A small room in the back offers several tables for patrons. There’s also a train caboose next door which is especially sought-out by kids. But if you’re planning to stay at the store to eat, sit at one of the long picnic tables (or “liar’s tables” as Bridget refers to them) near the diner counter so you can catch the news of the locals. Besides, you’ll want to hear the chug-chug of the old Lionel train clipping along the tracks overhead or view the collectibles on display.
Daily specials may include Bridget’s homemade potato soup, spaghetti and meatballs, chicken and fried rice, beef and swiss au jus and more.
The menu offers 24 sandwiches for those not preferring breakfast and the staff aims for each one to weigh a full pound. Hearty options include the PoorBoy Man, a “man-sized sammich” heaped with bologna, ham, salami, American, Swiss and cheddar cheeses. The Super Duper State Trooper is a “Hoss of a sandwich,” mounded with ham, roast beef, turkey, Colby, Swiss and American cheeses.

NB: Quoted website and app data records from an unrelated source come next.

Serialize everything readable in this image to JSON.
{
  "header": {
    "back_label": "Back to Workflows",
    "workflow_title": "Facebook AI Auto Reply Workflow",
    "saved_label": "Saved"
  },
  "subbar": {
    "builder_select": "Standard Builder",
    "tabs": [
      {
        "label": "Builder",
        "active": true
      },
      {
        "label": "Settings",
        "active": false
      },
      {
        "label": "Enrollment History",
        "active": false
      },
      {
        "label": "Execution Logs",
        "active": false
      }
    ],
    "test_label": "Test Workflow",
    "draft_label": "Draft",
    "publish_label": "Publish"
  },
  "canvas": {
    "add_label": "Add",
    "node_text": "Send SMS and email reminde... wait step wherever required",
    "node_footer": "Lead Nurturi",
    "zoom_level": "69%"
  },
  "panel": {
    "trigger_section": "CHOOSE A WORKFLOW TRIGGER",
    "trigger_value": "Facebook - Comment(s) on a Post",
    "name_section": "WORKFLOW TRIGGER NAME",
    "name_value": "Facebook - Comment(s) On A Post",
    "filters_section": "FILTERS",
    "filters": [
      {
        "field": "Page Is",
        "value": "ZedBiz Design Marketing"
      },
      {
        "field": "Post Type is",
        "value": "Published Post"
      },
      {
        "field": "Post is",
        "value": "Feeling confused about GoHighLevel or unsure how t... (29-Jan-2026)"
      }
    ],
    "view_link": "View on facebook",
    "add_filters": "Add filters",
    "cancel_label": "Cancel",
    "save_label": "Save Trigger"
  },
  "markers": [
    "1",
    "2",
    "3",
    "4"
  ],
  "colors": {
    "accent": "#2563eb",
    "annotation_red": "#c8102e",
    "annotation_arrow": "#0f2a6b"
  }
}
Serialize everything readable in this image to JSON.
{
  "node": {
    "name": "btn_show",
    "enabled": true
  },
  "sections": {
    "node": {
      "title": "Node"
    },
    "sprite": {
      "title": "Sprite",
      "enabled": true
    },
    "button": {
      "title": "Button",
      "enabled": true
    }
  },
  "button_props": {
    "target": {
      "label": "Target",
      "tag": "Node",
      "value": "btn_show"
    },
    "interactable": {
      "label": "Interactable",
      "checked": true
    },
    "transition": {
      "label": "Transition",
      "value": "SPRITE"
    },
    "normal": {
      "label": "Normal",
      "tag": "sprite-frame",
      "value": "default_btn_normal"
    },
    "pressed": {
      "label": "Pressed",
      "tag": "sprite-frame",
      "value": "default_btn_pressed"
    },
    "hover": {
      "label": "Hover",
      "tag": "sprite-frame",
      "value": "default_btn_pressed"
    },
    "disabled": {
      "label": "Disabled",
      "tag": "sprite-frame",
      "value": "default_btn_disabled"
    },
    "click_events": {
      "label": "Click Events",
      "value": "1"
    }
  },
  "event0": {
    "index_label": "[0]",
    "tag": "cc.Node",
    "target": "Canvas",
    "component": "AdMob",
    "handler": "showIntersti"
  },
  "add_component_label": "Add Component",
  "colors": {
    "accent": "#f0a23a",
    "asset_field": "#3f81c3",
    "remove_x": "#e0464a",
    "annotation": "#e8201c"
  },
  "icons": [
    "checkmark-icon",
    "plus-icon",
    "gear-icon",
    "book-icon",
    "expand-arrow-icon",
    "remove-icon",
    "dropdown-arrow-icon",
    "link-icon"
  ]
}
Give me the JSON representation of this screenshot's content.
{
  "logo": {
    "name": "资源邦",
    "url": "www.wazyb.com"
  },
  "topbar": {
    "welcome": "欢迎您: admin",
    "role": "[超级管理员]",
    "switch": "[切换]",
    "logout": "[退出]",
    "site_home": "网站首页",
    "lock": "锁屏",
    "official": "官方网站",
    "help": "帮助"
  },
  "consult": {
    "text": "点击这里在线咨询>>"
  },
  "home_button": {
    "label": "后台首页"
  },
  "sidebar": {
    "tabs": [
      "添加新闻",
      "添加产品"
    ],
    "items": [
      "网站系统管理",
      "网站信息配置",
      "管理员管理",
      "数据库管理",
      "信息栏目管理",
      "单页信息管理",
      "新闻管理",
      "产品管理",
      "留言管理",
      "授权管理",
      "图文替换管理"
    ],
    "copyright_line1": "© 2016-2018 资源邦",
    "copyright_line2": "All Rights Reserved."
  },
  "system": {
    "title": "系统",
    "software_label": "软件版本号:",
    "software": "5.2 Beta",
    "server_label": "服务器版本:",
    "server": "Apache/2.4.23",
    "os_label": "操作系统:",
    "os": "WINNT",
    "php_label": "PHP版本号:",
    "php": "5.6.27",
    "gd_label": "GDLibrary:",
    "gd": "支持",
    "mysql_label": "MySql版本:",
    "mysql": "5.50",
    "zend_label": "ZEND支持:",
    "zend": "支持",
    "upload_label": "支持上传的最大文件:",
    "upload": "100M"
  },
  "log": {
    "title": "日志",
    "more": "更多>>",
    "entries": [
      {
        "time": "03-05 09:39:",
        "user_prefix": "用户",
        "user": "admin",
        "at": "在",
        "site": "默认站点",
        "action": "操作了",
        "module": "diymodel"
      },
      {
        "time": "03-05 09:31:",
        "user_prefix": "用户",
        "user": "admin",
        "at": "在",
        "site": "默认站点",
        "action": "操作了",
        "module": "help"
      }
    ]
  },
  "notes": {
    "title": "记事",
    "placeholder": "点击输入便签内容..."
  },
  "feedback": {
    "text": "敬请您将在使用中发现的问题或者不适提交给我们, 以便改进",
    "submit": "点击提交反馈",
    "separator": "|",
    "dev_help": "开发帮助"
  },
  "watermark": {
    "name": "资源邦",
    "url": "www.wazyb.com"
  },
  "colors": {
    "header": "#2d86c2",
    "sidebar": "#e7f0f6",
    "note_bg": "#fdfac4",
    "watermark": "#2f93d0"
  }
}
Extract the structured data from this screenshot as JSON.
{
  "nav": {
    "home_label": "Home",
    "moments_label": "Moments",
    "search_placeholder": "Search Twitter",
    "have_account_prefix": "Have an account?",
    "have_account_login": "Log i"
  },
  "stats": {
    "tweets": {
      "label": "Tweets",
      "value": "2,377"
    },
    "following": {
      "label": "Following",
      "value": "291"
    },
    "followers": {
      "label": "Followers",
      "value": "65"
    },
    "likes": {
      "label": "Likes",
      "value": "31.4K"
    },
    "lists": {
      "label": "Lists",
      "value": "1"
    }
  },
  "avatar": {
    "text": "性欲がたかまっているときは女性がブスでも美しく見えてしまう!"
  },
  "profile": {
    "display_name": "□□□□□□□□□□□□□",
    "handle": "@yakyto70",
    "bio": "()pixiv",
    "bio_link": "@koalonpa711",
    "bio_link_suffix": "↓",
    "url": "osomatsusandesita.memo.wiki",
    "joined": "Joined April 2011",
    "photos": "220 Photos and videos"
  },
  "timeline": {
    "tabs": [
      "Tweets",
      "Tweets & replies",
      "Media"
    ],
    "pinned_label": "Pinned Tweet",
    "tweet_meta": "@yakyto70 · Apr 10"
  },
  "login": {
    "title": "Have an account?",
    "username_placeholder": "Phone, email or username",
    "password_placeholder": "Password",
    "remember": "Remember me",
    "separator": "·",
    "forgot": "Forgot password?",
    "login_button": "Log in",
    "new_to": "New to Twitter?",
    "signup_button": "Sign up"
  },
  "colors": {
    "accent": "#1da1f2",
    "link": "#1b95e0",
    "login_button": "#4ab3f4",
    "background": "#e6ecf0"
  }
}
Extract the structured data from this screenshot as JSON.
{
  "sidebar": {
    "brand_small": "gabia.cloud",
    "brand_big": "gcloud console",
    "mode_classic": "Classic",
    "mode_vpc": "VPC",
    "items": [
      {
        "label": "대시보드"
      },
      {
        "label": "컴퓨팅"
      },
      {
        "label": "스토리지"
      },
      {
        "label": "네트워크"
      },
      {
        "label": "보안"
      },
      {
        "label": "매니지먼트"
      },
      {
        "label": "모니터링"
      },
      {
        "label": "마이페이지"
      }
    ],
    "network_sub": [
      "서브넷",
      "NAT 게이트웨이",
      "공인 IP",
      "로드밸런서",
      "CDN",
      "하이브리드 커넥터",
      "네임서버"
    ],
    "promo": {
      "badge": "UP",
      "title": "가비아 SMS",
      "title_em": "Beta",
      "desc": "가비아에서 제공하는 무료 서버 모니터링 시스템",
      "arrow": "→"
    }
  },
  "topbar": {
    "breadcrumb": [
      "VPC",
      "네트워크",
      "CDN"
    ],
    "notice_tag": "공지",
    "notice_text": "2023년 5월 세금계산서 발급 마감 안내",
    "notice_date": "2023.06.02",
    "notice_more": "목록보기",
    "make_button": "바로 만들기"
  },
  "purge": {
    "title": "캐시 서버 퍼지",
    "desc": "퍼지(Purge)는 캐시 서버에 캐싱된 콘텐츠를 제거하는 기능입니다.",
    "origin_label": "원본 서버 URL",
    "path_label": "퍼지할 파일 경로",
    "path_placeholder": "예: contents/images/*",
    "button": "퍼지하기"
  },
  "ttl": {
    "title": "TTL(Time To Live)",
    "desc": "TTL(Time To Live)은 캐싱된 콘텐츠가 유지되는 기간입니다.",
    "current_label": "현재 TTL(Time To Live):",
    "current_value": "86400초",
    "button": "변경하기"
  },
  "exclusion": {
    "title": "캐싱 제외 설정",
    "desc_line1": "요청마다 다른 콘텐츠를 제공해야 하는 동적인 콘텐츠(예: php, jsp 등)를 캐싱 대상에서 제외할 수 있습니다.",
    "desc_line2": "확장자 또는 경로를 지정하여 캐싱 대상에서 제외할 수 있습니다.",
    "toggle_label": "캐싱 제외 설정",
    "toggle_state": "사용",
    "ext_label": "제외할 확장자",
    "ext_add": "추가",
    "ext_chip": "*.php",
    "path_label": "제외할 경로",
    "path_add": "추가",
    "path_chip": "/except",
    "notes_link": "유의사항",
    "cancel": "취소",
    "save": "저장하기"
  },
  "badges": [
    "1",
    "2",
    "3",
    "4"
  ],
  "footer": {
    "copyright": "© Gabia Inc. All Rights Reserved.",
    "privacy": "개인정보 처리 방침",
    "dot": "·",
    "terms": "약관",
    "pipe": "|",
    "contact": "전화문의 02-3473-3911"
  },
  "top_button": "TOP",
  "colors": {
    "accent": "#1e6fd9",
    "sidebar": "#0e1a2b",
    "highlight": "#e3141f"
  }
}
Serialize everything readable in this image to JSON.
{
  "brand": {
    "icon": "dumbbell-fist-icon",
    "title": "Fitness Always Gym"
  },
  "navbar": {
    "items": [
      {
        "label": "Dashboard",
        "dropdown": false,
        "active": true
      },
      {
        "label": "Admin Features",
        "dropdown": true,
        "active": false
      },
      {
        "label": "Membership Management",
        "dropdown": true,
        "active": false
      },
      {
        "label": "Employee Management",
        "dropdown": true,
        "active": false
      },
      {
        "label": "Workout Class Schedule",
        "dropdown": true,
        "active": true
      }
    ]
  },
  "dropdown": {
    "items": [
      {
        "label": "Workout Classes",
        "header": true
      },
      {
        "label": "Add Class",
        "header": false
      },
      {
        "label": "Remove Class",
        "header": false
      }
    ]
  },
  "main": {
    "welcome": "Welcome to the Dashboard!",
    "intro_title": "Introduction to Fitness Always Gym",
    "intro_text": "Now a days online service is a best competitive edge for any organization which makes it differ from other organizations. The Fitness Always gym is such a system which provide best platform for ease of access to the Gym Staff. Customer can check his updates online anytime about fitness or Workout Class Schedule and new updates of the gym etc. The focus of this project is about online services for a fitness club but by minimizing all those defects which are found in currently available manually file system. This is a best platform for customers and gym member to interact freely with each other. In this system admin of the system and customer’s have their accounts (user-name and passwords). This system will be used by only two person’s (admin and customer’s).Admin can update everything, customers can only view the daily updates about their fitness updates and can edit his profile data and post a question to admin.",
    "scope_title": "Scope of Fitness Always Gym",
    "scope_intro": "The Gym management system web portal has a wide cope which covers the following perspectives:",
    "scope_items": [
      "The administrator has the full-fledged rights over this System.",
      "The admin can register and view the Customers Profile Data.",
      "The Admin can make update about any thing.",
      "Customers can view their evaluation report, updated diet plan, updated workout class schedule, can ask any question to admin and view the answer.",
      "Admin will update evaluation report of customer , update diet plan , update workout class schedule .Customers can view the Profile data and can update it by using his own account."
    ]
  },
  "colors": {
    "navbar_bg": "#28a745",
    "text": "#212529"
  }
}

The Beef & Cheddah is roast beef, cheddar cheese melted over a warm onion bun. Prefer chicken? Order the Cager Chicken Wrap, fried chicken with cheese, lettuce, tomatoes, onion, Ranch dressing and wrapped in a big tortilla.
The Way Out in the Country Club includes thin-shaved turkey or ham with bacon, lettuce, tomato and mayonnaise and layered between three slices of toast. The Fill-Me Up Cheese Steak Sandwich, dubbed a “behemoth of a racked and stacked snack,” is loaded with either beef or chicken, grilled green peppers, onions and plenty of cheese.
“Rabbit food” as the menu calls salads, includes a good-sized garden salad with the usual fi xings, a chef salad, with ham or turkey freshly sliced and piled on greens, and a beef or chicken taco salad with lettuce, tomato, onion, cheese over tortilla chips and served with salsa and sour cream.
Remember some of the more unusual sandwiches your grandparents may have eaten? You can get those here, too. Opt for a tuna salad, salami, bologna, pickle loaf, or even old-fashioned Braunschweiger or Head Cheese (a cold cut made from meat most commonly trimmed from pig or calf).
There is one time of year near and dear to Bridget’s heart: St. Patrick’s Day. “I’m famous for my corned beef, cabbage and potatoes with white onion sauce.”
The owner says fans drive more than two hours for the meal, with the phone calls starting well before March 17 to ask if Bridget’s making the corned beef.
“I cook about 250 pounds of corned beef, 250 pounds of cabbage, 200 pounds of potatoes and I make about 14 gallons of white onion sauce,” Bridget says excitedly. “The phone never stops ringing when it’s St. Patrick’s Day.”
In the rare case there are leftovers, Bridget offers the special for two days, which both she and corned-beef fans enjoy.
On your fi rst visit, it’s likely Bridget will know your name when you leave. “I want to know everyone,” the friendly owner says “And I guarantee you’ll never leave hungry.
The Bixby Country Store also has a caboose where you can eat your meal. It’s a favorite spot for children.
Bixby Country Store
Specialties: Corned beef and cabbage, potatoes and onion sauce every
St. Patrick’s Day. Sandwiches include Super Duper State Trooper, Cager
Chicken Wrap and the Beef & Cheddah. Old-fashioned sandwich choices
include braunschweiger, pickle loaf and bologna.
Price: Sandwiches from $4.49 to $8.49. Salads from $4.99 to $8.59. Sides
are a la carte and go from $2.29 to $3.99.
Details: Open Monday through Saturday, 3:30 a.m. til 6:30 p.m.; Sunday 10
a.m. to 6 p.m. All major credit cards and cash accepted. Smoking allowed.
Directions: Located at 2569 Highway 32 in Bixby.
Contact: 573-626-4868 or follow them on Facebook.